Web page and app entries
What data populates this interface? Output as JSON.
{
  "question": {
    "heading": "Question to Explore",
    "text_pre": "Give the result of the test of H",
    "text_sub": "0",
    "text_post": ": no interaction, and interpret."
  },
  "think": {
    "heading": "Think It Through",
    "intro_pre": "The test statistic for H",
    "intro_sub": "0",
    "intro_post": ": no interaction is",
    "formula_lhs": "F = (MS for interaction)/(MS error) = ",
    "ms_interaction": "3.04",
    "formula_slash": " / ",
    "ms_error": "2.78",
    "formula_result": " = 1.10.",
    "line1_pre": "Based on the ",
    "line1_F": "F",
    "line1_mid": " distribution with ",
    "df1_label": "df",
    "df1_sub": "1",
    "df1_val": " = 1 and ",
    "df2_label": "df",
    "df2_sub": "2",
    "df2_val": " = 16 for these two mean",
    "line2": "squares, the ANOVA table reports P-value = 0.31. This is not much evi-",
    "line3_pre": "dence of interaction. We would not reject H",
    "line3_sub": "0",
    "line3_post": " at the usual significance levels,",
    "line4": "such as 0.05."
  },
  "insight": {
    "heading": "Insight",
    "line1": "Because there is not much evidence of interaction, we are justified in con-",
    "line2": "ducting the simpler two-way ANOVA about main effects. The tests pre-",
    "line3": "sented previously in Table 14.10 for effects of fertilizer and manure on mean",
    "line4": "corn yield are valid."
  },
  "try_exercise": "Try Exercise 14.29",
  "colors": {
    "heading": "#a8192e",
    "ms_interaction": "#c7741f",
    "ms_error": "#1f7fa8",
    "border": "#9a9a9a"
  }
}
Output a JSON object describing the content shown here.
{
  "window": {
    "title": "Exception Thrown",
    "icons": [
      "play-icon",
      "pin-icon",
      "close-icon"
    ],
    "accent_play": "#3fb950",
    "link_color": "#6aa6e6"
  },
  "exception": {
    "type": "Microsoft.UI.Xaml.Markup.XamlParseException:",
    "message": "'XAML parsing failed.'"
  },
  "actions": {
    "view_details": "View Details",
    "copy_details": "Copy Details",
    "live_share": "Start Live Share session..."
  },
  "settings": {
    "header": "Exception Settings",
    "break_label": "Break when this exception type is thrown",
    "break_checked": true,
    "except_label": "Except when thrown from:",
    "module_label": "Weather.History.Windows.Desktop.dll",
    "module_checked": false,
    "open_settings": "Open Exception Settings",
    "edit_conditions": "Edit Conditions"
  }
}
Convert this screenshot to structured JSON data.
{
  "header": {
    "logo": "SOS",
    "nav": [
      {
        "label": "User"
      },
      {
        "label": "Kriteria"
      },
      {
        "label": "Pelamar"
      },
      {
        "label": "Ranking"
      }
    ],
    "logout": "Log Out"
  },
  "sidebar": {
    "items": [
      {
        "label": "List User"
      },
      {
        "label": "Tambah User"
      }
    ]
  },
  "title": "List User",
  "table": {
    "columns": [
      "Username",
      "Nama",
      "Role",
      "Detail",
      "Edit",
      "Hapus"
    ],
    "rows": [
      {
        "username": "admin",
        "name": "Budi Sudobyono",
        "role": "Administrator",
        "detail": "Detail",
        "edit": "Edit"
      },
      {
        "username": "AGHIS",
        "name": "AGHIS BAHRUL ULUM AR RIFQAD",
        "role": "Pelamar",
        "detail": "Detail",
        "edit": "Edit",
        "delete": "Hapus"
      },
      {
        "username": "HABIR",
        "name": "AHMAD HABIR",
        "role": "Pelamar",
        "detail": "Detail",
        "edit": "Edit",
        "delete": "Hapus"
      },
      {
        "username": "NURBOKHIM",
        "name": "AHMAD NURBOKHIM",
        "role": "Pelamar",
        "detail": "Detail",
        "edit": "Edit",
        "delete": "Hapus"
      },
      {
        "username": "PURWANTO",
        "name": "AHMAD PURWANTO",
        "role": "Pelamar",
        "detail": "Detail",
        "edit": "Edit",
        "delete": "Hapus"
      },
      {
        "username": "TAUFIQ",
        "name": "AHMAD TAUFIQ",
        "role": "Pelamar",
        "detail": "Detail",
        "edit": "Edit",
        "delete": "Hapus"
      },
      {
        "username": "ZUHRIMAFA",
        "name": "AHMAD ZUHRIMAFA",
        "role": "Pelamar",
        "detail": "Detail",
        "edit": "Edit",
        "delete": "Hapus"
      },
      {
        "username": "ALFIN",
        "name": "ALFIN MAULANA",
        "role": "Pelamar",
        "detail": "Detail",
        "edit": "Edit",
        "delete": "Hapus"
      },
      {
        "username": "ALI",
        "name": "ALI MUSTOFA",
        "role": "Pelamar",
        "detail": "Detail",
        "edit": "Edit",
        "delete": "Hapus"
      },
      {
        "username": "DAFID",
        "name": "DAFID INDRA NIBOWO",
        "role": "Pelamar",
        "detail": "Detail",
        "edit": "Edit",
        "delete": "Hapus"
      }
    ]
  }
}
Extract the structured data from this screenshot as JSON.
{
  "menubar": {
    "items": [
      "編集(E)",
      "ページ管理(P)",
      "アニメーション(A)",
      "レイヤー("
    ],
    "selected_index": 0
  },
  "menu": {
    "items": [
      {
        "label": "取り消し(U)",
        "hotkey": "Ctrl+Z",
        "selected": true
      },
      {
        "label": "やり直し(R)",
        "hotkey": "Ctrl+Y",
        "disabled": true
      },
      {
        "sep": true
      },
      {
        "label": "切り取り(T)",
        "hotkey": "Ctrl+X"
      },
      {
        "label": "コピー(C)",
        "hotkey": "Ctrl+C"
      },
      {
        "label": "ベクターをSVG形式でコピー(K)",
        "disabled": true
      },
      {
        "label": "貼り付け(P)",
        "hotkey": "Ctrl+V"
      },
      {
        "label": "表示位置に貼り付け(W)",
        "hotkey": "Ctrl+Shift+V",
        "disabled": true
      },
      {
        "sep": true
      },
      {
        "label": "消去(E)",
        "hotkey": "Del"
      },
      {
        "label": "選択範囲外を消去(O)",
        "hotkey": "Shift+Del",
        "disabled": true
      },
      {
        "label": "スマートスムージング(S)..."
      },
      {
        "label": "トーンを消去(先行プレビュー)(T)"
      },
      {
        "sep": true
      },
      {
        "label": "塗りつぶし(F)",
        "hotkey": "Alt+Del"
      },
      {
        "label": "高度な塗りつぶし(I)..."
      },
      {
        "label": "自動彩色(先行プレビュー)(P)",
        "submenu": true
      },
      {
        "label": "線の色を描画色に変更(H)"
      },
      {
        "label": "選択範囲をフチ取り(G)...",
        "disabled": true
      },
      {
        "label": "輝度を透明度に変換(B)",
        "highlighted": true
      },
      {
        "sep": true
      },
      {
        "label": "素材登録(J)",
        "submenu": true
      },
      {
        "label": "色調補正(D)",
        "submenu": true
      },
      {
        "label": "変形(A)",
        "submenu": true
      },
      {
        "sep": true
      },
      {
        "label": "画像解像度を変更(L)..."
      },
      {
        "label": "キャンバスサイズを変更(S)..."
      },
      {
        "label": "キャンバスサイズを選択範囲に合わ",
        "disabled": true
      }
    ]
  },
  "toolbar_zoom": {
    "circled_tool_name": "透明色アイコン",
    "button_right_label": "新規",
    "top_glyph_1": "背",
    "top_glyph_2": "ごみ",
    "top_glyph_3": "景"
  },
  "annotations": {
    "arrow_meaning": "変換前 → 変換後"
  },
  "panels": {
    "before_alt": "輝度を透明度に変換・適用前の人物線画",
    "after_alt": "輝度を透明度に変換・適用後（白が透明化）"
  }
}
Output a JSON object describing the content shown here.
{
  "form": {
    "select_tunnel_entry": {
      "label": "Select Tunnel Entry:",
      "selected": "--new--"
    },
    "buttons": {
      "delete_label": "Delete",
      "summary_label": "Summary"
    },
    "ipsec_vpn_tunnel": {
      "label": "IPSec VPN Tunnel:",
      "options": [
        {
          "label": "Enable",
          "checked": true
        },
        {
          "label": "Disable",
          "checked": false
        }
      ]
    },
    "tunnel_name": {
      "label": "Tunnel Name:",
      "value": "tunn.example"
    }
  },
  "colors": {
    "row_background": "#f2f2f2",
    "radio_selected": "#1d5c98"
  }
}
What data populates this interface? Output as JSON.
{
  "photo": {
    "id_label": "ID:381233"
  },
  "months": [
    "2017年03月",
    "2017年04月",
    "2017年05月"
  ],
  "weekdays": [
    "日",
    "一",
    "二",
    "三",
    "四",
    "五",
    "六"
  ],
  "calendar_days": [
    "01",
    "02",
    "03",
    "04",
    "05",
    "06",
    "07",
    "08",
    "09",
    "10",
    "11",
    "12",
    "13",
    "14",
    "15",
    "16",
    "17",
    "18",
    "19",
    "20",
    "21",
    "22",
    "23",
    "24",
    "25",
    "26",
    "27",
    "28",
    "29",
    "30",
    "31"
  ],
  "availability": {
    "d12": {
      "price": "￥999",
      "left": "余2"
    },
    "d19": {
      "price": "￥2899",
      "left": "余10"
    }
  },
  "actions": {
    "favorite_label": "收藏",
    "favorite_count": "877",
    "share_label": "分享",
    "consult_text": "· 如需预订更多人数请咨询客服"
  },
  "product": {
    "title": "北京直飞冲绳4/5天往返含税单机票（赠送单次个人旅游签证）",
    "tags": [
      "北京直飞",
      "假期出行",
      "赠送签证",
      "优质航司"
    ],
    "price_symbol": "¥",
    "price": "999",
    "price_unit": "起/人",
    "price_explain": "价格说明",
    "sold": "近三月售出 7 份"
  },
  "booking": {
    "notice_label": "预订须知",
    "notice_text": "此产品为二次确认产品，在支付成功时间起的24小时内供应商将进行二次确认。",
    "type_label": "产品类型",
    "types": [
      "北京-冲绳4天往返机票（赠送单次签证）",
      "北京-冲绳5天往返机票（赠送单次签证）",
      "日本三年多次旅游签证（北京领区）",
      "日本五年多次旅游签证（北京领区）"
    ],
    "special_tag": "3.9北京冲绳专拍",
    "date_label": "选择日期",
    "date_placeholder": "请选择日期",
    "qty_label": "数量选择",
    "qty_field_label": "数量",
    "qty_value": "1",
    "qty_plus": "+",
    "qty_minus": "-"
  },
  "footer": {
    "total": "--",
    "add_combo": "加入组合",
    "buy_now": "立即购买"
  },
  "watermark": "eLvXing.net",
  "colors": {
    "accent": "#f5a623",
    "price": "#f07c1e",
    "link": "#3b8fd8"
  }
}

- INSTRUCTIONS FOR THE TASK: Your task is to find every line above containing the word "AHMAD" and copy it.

- FINISHED EXERCISE:
        "name": "AHMAD HABIR",
        "name": "AHMAD NURBOKHIM",
        "name": "AHMAD PURWANTO",
        "name": "AHMAD TAUFIQ",
        "name": "AHMAD ZUHRIMAFA",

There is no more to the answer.